The minister made these assertions during the 2nd anniversary lecture of NatureNews Africa and the presentation of the Hero of Environment Action for Development (HEAD) awards in Abuja.
He noted that the establishment of the climate change Act and its Council, provides for the establishment of a carbon market which will ensure private sector engagement alongside climate action.
The minister, who also served as the chief host of the programme, said that financial support is critical to build resilience and accessing international climate finance has been a task to a lot of developing countries including Nigeria.
Speaking on Nigeria’s commitment to climate change mitigation, he said, ‘’The current global climate finance architecture is able to operate efficiently. Nigeria took a bold step of finance climate compatibility development to the collaborations within the environment ministry and other systems of government and the capital market to issue sub-Saharan Africa first ever green bonds in 2017 and in 2018.
‘’As at 2019-2020, private sector investment accounts for 23% total climate finance committed. Bridging the Nigeria climate finance gap can only be achieved by the involvement of private sector.”
Citing the COP28 designate, Sultan Al Jabar`s recent statement on climate change, he said that Al Jabar acknowledged recently that the world is weigh off the Paris agreement roadmap to 1.5 degrees Celsius temperature goal and will require at least a recapitalization of additional $14m by 2025 for the global south to return on track.

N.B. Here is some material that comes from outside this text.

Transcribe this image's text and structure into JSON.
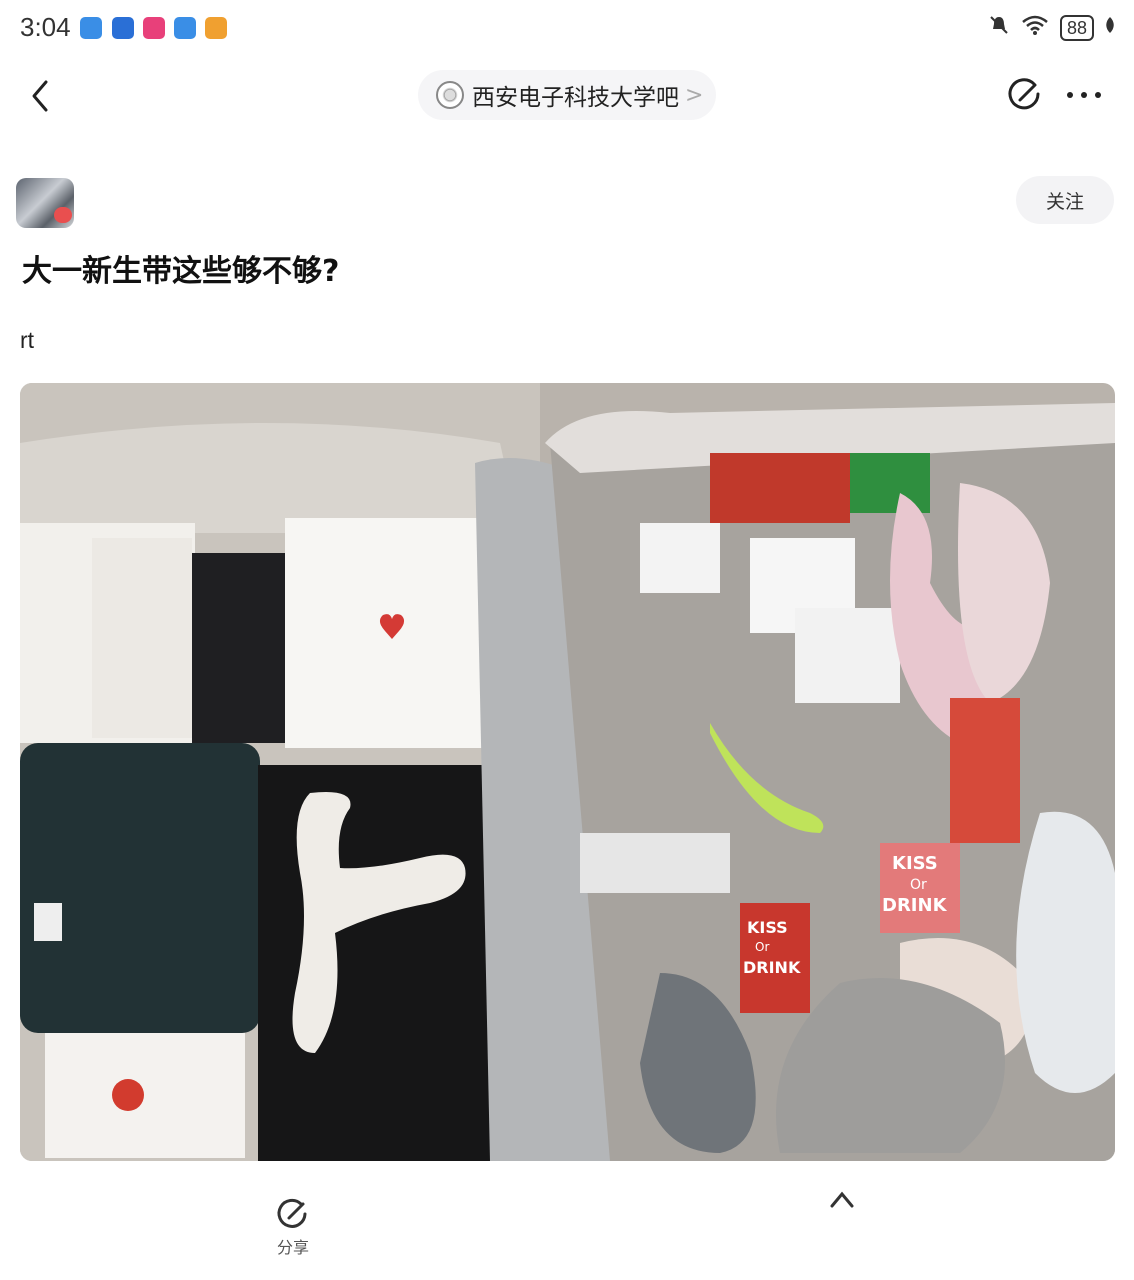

“That is a huge challenge financially, having realised that resilience to negative impact of climate change is beyond preparing or overcoming, coupled with erratic weather presentations and increase damaged infrastructure.
“We need as a matter of urgency to fortify our socio economic systems. A climate finance landscape study done for Nigeria in 2019 – 2020 shows that an average of $1,9billion per year of public and private capital was invested in climate educated activities in Nigeria.
“This is only 11% of the estimated $17.7 billion. There is obviously an investment. Opportunities to expand national climate finance space with the new establishment of the climate change Act in 2021 and its Council provides for establishing a carbon market. This will ensure private sector engagement alongside climate action.”
He also encouraged the management of NatureNews Africa to continue to their efforts in climate change mitigation through development and solutions Journalism.
According to him, “It is important that forum such as this will facilitate discussions on policy makers and public financiers, identify gaps and opportunities for scaling climate finance gaps in Nigeria.”
“The policy framework for climate mitigation and resilience building is currently work in progress, however, to deliver sustainable economic growth, there is a big interest in climate finance struggle, financial and domestic that will enable equitable access, national ownership, effective management and monitoring.”